My heart sank when I saw the email shortly after midnight on June 21. An hour earlier, a powerful tornado ripped through Naperville, Woodridge and Darien. So I had sent a message to reporter Katlyn Smith directing her to make calls first thing in the morning and check for damage. But I didn't realize the extent of the damage until I got that midnight email back from her. The subject line was, simply, "Dear God." There was no note -- just the screengrab of a tweet by the Tr-State Fire Alert reporting "multiple tornado victims and structure damage/collapse" in Naperville.
We would later learn the tornado touched down at 11:05 p.m. Sunday, June 20, and had a top speed of 140 mph. It traveled roughly 16 miles from Naperville to Willow Springs.
Hundreds of homes were damaged. At least 11 people in Naperville and Woodridge required medical treatment for reported injuries.
In breaking news situations, our first instinct is to send out reporters and photographers immediately. This time, the earliest I could get anyone to the tornado-stricken neighborhoods was at daybreak.
Still, we knew where to go.
Katlyn checked Twitter and found addresses for two severely damaged homes in Woodridge and Naperville. At 12:51 a.m., she passed the information to Director of Visuals Jeff Knox and photographers Paul Valade and Mark Welsh. Paul was the first of our staff to arrive in Naperville around 5:20 a.m. He took dramatic images of a destroyed house on Princeton Circle. I had directed reporter Lauren Rohr to meet up with Paul. I sent reporter Scott Morgan to Woodridge, where Mark was going to be taking pictures.
Lauren and Scott spent the day speaking to tornado survivors and gathering their stories.
Katlyn's job was to speak to National Weather Service meteorologists and write the main story about the tornado. By 6:15 a.m., Paul sent Katlyn comments from the Naperville fire chief, and we had a damage report from the city.
We posted the initial version of Katlyn's story to our website by 7 a.m. Lauren and Katlyn updated the story multiple times throughout the day.
Meanwhile, covering the tornado became an all-hands-on-deck situation.
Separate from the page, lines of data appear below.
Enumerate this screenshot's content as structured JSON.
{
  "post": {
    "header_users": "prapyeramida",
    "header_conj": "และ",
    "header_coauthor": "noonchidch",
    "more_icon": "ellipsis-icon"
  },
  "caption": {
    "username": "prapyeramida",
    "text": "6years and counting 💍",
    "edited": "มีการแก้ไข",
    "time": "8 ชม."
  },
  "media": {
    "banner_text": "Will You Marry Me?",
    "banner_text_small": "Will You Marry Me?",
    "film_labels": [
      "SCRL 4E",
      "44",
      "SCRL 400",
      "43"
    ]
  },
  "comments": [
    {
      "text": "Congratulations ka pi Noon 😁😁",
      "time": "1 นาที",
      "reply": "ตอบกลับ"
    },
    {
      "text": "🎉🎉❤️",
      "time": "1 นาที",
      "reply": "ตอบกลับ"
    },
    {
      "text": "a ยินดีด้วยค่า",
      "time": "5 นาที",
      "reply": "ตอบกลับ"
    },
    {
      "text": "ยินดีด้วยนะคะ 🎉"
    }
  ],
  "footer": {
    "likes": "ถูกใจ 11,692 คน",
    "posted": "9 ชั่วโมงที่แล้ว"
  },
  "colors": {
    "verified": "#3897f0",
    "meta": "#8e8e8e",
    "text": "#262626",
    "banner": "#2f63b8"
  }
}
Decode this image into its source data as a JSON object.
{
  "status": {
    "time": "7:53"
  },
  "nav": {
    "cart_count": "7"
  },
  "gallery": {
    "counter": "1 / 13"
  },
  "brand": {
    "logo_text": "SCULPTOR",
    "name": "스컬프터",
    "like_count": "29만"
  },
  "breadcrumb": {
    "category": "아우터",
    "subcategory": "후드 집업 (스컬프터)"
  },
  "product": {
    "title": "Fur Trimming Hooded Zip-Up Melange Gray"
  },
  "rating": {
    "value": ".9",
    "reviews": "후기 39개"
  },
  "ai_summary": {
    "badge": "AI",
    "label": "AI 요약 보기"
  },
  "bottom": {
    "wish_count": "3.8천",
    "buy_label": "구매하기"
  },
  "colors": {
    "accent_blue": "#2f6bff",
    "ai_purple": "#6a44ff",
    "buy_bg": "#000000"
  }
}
Even before editors gathered for our usual 9 a.m. meeting, Managing Editor Jim Baumann had a list of story ideas that became the blueprint for our coverage. Reporters Jake Griffin, Marni Pyke and Russell Lissau came on to help.
All told, the staff produced nearly a dozen stories -- and countless images -- on that first day. It was a team effort by reporters, photographers and editors committed to local journalism.